A Beginner’s Guide to Poker

Poker is a popular card game in which players place bets and try to improve their hand of cards. It is played in casinos, cardrooms, and online. It is a game that has a lot of different rules and variations.

The Basics of Poker

A good understanding of the basics of poker will help you win more money at the tables. This includes knowing what hand combinations are winning and losing, how to spot bluffs, and how to read players.

In addition, you should also know how to play the various hands that are dealt in a hand. This includes deciding which hand is best for each round of the poker game, and how to raise or fold.

Before you start playing, be sure to get a feel for the game by practicing your strategy in a practice session. This will help you become comfortable with the rules of the game and avoid making mistakes when you first play for real money.

You can practice by sitting at a table with chips that aren’t the actual ones you’ll be using in the real game. It’s a great way to get accustomed to the game and to learn the different betting patterns that are common.

The Preflop

In most poker games, each player is required to post a small or big bet before the cards are dealt. This is called the “blind” or “ante.”

After the blind bets are placed, players are dealt cards. These are usually hole cards, which are not visible to opponents.

The dealer is the person who controls the action at each table. In a casino, the dealer’s position is marked by a button that moves one spot clockwise after each hand.

When the flop is dealt, each player may choose to check or bet. When betting, a player must match the last bet or raise by at least as much as the amount of the previous bet.

Betting in a poker game is a sign of strength, so you’ll want to bet if you think you have a strong hand. This will give you more chips in the pot and will allow you to bluff your opponent out of the hand.

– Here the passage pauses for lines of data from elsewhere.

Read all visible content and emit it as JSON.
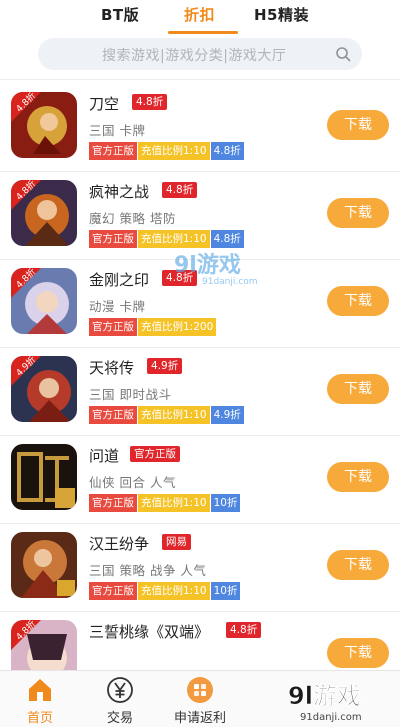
{
  "tabs": [
    {
      "label": "BT版",
      "active": false
    },
    {
      "label": "折扣",
      "active": true
    },
    {
      "label": "H5精装",
      "active": false
    }
  ],
  "search": {
    "placeholder": "搜索游戏|游戏分类|游戏大厅"
  },
  "games": [
    {
      "name": "刀空",
      "discount": "4.8折",
      "tags": "三国 卡牌",
      "badges": [
        "官方正版",
        "充值比例1:10",
        "4.8折"
      ],
      "download": "下载",
      "thumb_ribbon": "4.8折"
    },
    {
      "name": "疯神之战",
      "discount": "4.8折",
      "tags": "魔幻 策略 塔防",
      "badges": [
        "官方正版",
        "充值比例1:10",
        "4.8折"
      ],
      "download": "下载",
      "thumb_ribbon": "4.8折"
    },
    {
      "name": "金刚之印",
      "discount": "4.8折",
      "tags": "动漫 卡牌",
      "badges": [
        "官方正版",
        "充值比例1:200"
      ],
      "download": "下载",
      "thumb_ribbon": "4.8折"
    },
    {
      "name": "天将传",
      "discount": "4.9折",
      "tags": "三国 即时战斗",
      "badges": [
        "官方正版",
        "充值比例1:10",
        "4.9折"
      ],
      "download": "下载",
      "thumb_ribbon": "4.9折"
    },
    {
      "name": "问道",
      "discount": "官方正版",
      "tags": "仙侠 回合 人气",
      "badges": [
        "官方正版",
        "充值比例1:10",
        "10折"
      ],
      "download": "下载",
      "thumb_ribbon": ""
    },
    {
      "name": "汉王纷争",
      "discount": "网易",
      "tags": "三国 策略 战争 人气",
      "badges": [
        "官方正版",
        "充值比例1:10",
        "10折"
      ],
      "download": "下载",
      "thumb_ribbon": ""
    },
    {
      "name": "三誓桃缘《双端》",
      "discount": "4.8折",
      "tags": "",
      "badges": [],
      "download": "下载",
      "thumb_ribbon": "4.8折"
    }
  ],
  "bottom_nav": [
    {
      "label": "首页",
      "icon": "home-icon",
      "active": true
    },
    {
      "label": "交易",
      "icon": "yen-icon",
      "active": false
    },
    {
      "label": "申请返利",
      "icon": "rebate-icon",
      "active": false
    }
  ],
  "watermark": {
    "brand": "9l游戏",
    "domain": "91danji.com"
  },
  "colors": {
    "accent": "#f08a1c",
    "discount_red": "#e0262b",
    "download_orange": "#f7a93a",
    "badge_blue": "#4e86e0",
    "badge_yellow": "#f5c326",
    "badge_red": "#e84a3f"
  }
}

A player’s betting style can also tell you a lot about them, including their bluffing skills and the amount of money they’re willing to put up for a hand. Conservative players tend to fold when their cards aren’t good, while aggressive players are risk-takers who bet high early in the hand and often bluff others.